About the Image:
The Assumption of the Virgin is a religious belief that has been around since the time of the Apostles, who knew Mary personally4. The doctrine's development is closely related to a feast devoted to Mary that passed from a general celebration in her honor to one celebrated on August 15 commemorating her dormition, or falling asleep5. The feast, which originated in the Byzantine Empire, was brought to the West, where the term Assumption replaced the earlier title to reflect increased emphasis on the glorification of Mary's body as well as her soul5. By the end of the Middle Ages, belief in Mary's Assumption into heaven was well established theologically and part of the devotional expressions of the people6. The Assumption as a theme in Christian art originated in western Europe during the late Middle Ages, a period when devotion to the Virgin Mary was growing in importance5. Since the 13th century, the Assumption has been widely represented in church decoration, and during the Renaissance and Baroque periods, it became a popular subject for altarpieces5.
About the Artist:

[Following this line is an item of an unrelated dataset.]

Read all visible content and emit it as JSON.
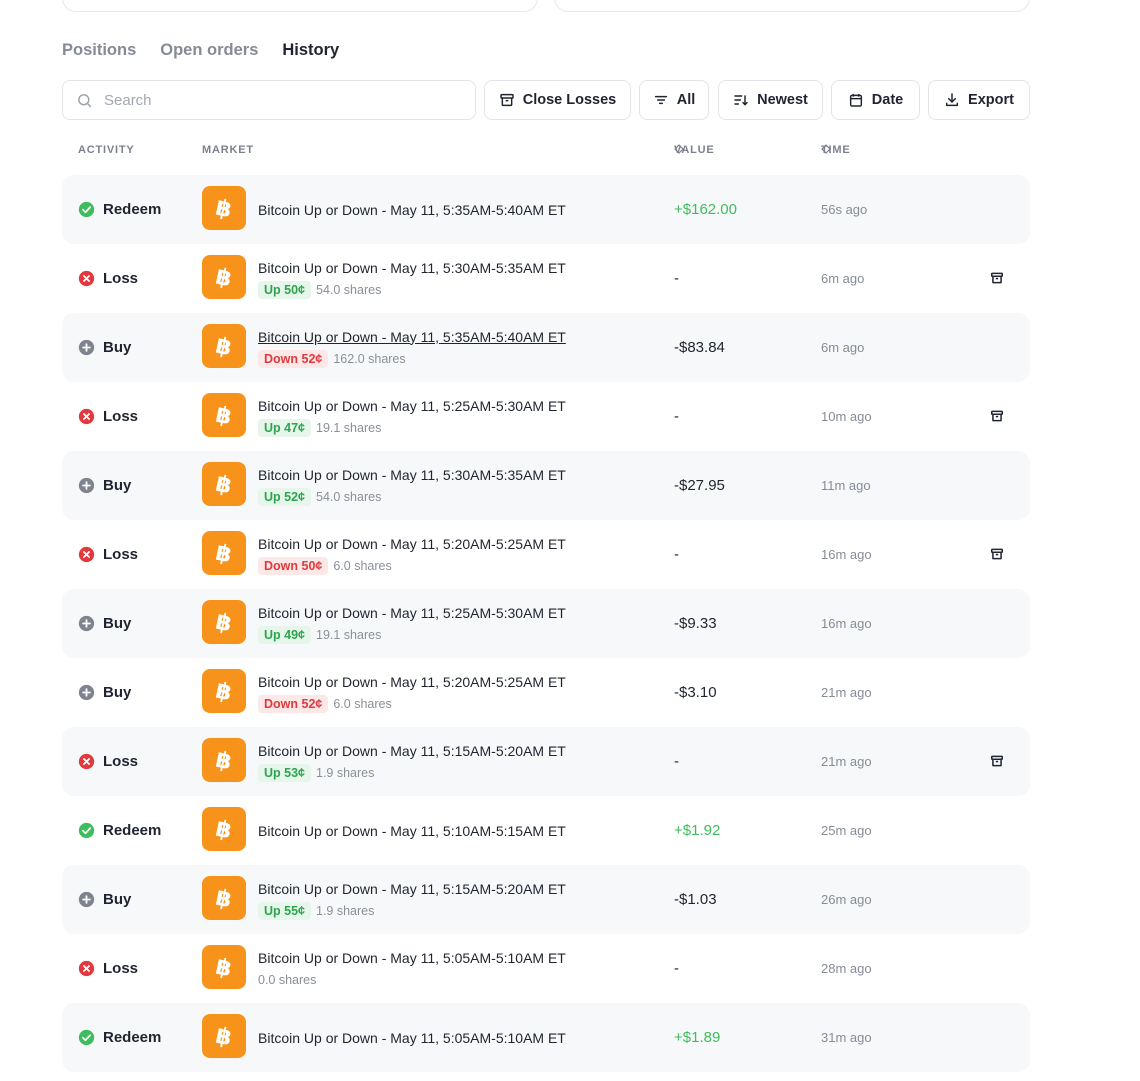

Guido Reni was an Italian painter of the Baroque period, born on November 4, 1575, in Bologna, Italy, and died on August 18, 1642, in the same city12. He was a prominent figure in the Bolognese School, which emerged under the influence of the Carracci1. Reni painted primarily religious works, but also mythological and allegorical subjects15. He is best known for his large-scale altarpieces, mythological scenes, and single-figure devotional and secular subjects3. Reni's themes are mostly biblical and mythological, and he painted few portraits1. Some of his noteworthy portraits include those of Sixtus V and of Cardinal Bernardino Spada, along with one of his mother and a few self-portraits1. Reni's works showed a classical manner, similar to Simon Vouet, Nicolas Poussin, and Philippe de Champaigne1. He was influenced by Annibale Carracci and was a major influence on Nicolas Poussin, Sassoferrato, and Juan Bautista Maíno2.